> **What you are asked to do**: Find every line containing "vendor" in the records below and report the tally as a bare number.

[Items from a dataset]
+ + + +

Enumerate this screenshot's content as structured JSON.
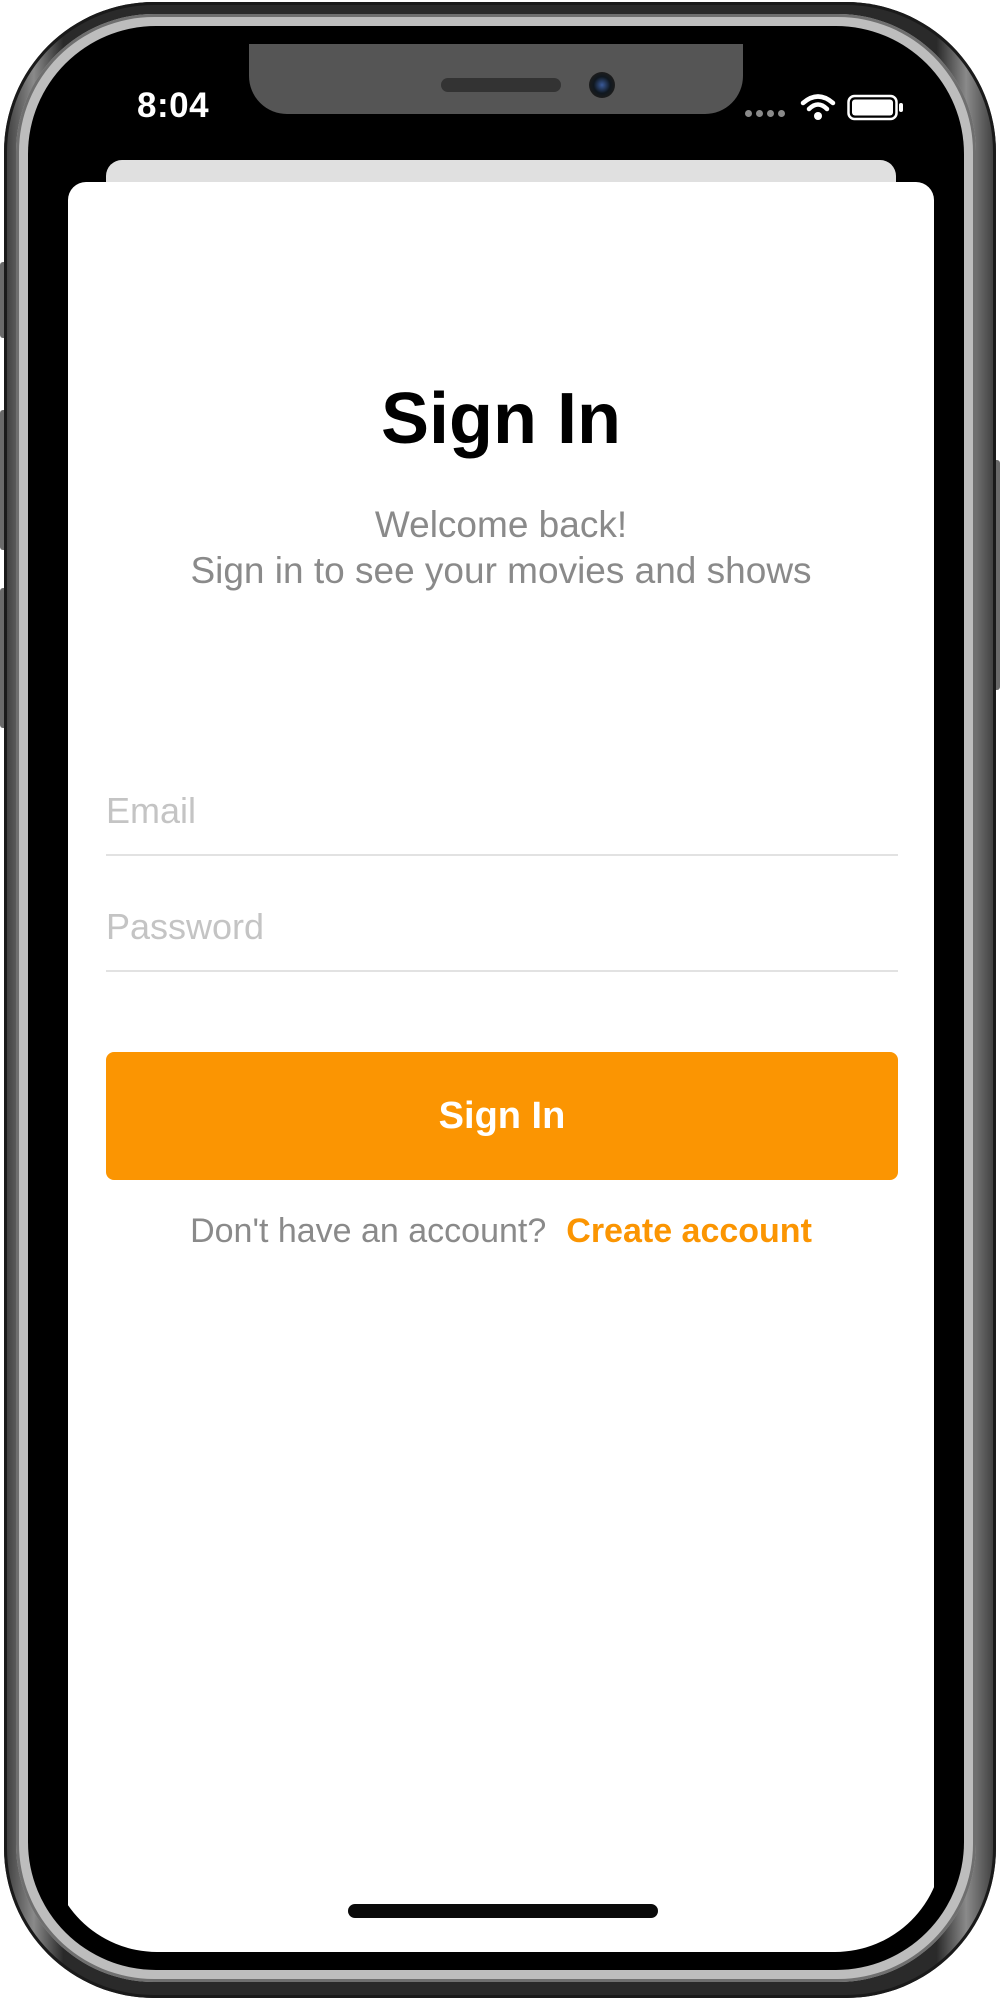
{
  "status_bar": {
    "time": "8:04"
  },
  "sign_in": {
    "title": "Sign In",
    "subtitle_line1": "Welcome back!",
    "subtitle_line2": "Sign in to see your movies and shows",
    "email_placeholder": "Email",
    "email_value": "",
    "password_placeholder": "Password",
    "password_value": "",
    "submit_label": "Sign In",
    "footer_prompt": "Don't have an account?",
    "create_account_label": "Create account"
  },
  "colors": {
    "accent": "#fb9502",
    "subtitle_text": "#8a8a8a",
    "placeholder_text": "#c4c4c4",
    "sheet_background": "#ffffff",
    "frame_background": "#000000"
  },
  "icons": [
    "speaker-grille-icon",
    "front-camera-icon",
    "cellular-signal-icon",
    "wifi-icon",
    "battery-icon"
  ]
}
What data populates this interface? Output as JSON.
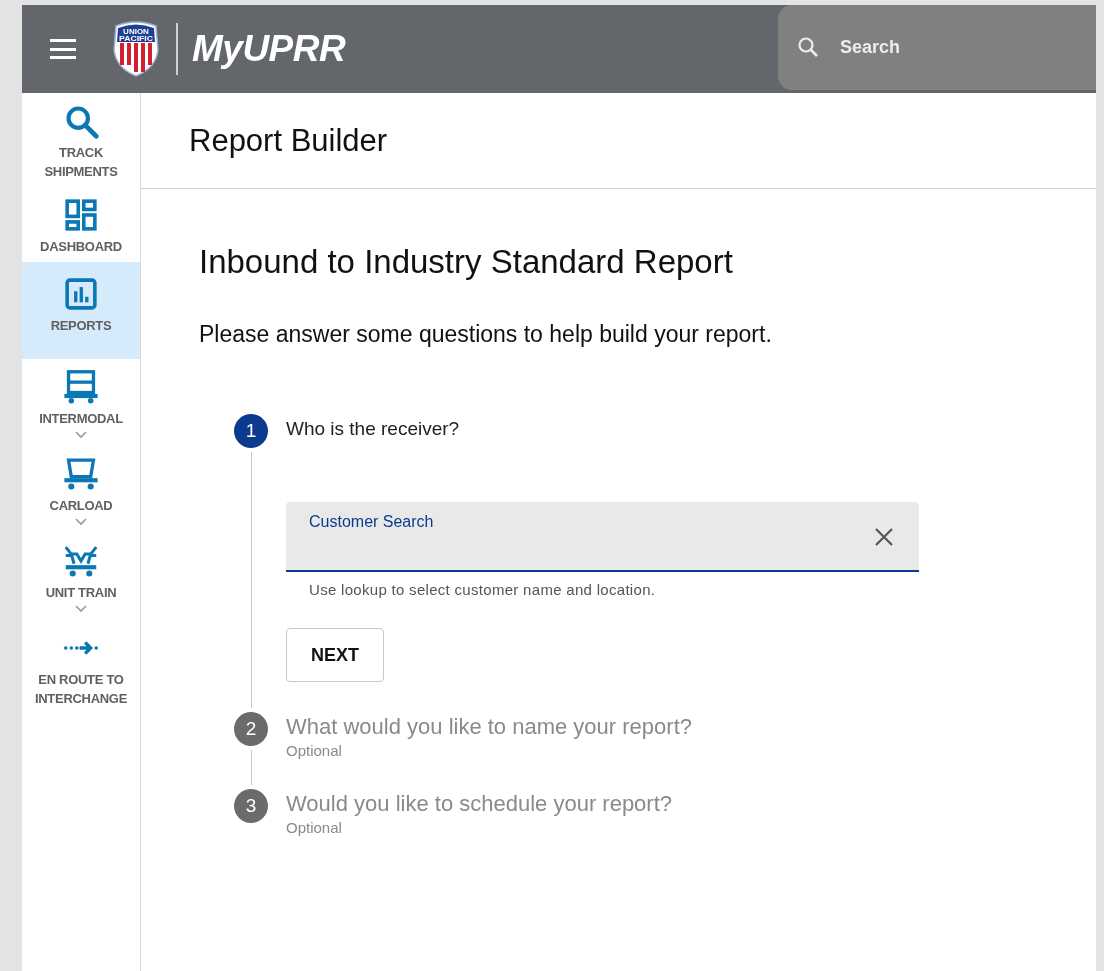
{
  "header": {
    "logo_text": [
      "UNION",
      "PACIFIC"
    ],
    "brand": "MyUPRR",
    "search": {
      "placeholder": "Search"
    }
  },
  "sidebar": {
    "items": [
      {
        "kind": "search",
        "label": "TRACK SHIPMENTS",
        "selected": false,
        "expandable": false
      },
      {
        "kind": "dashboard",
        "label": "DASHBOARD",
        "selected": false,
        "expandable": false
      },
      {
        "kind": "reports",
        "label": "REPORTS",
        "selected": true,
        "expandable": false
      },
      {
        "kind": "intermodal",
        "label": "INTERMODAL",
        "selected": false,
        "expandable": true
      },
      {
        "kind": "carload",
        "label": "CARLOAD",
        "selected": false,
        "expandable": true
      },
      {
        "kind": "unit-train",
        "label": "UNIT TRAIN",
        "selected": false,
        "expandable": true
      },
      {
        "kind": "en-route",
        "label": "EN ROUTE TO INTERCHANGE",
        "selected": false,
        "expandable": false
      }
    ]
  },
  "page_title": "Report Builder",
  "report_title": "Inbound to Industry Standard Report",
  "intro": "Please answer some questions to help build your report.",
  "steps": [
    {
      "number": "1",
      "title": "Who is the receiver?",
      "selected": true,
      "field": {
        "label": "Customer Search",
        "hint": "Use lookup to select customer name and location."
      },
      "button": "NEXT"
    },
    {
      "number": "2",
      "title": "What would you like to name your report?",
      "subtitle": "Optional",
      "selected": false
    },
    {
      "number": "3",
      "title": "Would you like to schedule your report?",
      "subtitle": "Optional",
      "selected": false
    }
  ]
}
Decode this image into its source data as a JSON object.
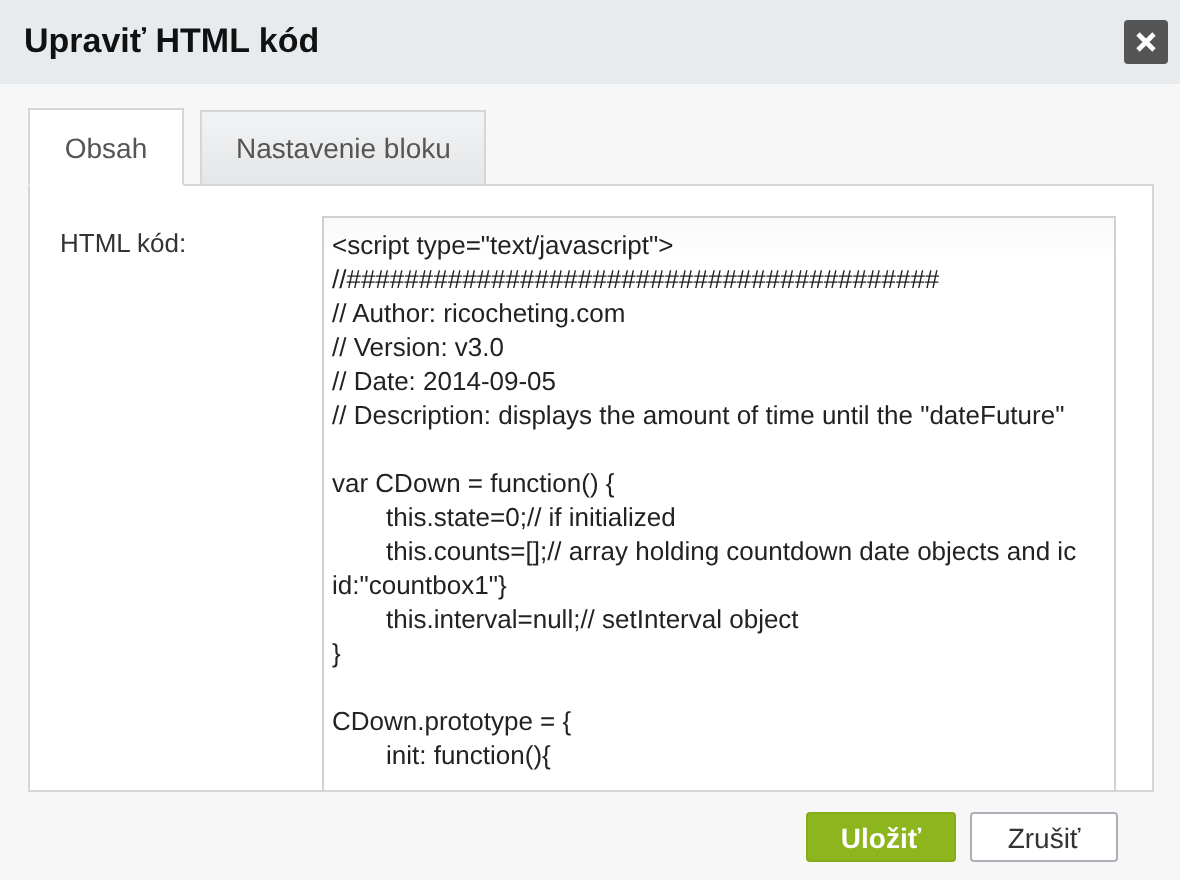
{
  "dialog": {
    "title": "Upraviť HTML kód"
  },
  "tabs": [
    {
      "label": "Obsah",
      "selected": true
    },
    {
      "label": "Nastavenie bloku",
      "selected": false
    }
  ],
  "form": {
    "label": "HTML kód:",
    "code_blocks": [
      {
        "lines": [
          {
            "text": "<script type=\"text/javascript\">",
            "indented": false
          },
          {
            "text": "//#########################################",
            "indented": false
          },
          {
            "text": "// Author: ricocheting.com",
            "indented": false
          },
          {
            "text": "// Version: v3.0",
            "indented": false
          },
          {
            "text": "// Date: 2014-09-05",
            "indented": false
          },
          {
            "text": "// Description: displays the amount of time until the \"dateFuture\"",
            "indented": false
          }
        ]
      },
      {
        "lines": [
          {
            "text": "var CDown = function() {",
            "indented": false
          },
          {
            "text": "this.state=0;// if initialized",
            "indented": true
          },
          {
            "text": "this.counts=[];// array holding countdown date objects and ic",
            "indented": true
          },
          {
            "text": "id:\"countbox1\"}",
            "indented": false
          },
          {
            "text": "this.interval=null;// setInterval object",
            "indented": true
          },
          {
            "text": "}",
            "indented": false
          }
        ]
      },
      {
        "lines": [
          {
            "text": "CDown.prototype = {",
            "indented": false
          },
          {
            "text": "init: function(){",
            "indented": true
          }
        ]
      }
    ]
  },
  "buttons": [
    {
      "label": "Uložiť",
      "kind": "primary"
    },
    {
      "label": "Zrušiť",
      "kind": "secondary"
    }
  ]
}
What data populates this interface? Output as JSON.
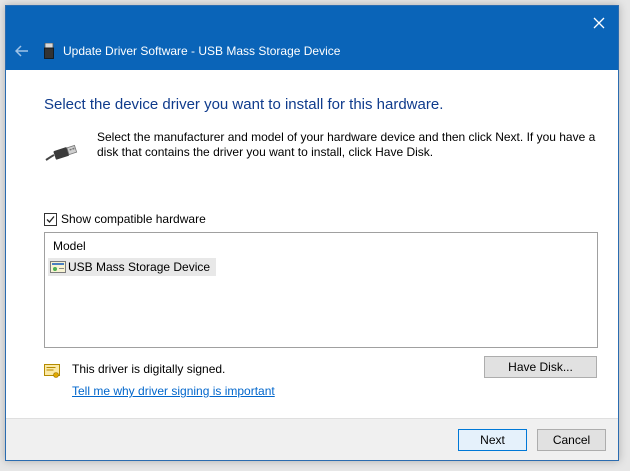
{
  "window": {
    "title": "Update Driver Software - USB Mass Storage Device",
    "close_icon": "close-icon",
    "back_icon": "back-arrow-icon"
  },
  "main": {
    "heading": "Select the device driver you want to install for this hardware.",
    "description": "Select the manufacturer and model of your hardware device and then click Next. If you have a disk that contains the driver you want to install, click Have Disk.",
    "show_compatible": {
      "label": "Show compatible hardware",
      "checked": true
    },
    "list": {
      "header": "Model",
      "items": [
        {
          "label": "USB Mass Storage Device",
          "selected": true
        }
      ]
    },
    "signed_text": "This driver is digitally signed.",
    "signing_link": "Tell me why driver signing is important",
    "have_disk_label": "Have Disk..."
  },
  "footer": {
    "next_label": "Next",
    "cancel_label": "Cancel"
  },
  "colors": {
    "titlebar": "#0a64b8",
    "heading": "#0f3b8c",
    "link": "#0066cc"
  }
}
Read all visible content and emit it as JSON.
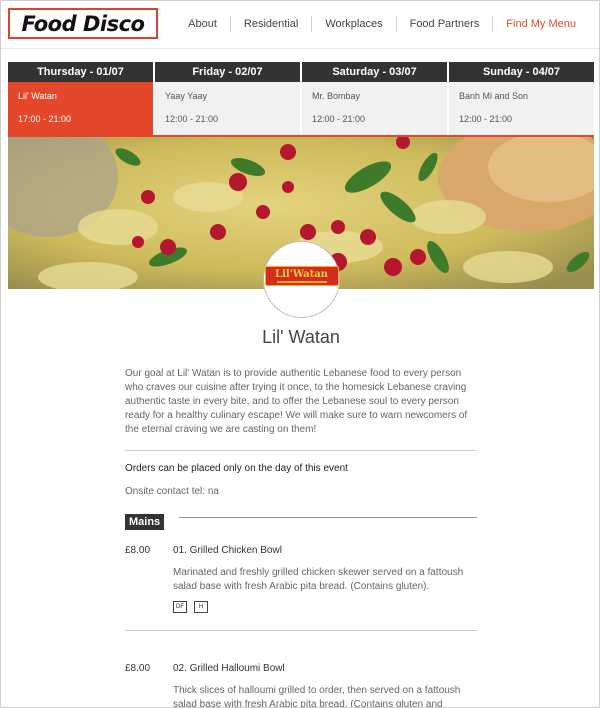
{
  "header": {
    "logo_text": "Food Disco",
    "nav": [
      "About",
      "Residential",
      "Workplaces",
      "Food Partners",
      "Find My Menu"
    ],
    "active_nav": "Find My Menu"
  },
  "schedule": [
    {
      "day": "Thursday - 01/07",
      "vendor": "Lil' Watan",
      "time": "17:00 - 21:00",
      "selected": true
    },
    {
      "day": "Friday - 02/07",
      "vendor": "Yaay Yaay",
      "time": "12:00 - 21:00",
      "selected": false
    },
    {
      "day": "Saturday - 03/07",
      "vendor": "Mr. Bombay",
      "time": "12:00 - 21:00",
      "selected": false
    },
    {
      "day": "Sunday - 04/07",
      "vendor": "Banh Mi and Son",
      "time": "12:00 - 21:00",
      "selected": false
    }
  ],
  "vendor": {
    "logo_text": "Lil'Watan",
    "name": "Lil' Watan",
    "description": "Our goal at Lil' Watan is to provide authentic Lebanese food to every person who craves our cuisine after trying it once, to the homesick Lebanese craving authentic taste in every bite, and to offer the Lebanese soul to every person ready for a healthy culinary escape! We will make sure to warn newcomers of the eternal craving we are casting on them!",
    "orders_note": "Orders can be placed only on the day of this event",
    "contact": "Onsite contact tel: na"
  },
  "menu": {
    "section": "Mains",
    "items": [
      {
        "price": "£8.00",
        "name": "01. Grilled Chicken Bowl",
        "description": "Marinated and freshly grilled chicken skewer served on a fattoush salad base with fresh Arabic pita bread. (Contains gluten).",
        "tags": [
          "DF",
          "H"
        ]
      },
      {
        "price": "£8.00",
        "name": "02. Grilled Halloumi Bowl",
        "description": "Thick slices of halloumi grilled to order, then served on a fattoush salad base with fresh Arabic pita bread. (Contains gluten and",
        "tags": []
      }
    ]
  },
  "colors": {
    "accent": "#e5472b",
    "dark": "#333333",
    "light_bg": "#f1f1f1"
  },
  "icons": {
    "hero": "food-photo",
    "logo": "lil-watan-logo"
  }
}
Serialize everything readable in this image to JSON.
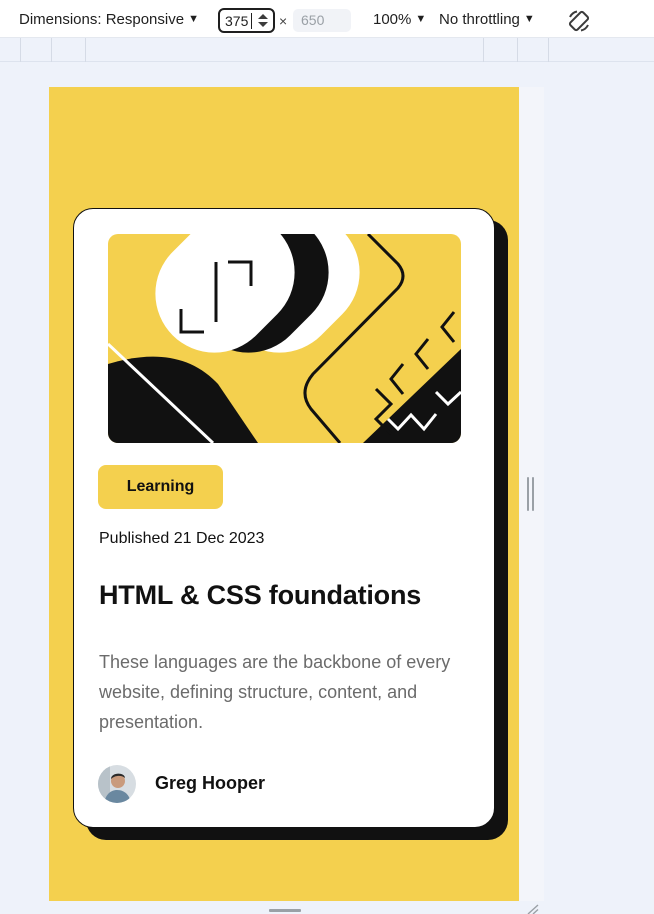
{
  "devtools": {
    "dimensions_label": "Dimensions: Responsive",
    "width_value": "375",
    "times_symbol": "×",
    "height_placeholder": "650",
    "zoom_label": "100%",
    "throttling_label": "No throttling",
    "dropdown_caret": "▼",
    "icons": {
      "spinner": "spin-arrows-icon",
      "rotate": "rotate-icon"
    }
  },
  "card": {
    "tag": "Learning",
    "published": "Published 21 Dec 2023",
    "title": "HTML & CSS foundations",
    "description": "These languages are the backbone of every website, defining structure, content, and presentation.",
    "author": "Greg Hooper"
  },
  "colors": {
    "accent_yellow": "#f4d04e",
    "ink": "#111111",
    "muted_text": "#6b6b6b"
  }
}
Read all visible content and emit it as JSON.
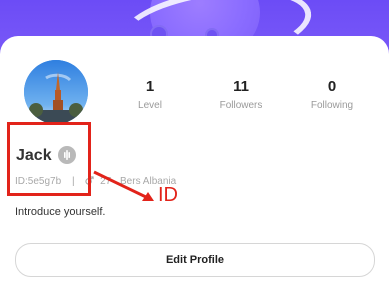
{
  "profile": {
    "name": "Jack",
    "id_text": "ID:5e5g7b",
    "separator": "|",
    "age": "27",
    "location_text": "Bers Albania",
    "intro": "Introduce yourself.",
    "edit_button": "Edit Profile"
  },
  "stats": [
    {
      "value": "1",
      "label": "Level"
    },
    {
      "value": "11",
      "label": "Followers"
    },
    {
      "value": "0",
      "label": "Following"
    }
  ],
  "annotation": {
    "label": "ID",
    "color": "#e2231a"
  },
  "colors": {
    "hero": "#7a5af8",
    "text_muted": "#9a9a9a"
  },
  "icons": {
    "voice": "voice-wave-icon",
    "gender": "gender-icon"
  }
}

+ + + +

> **Exercise output**: 5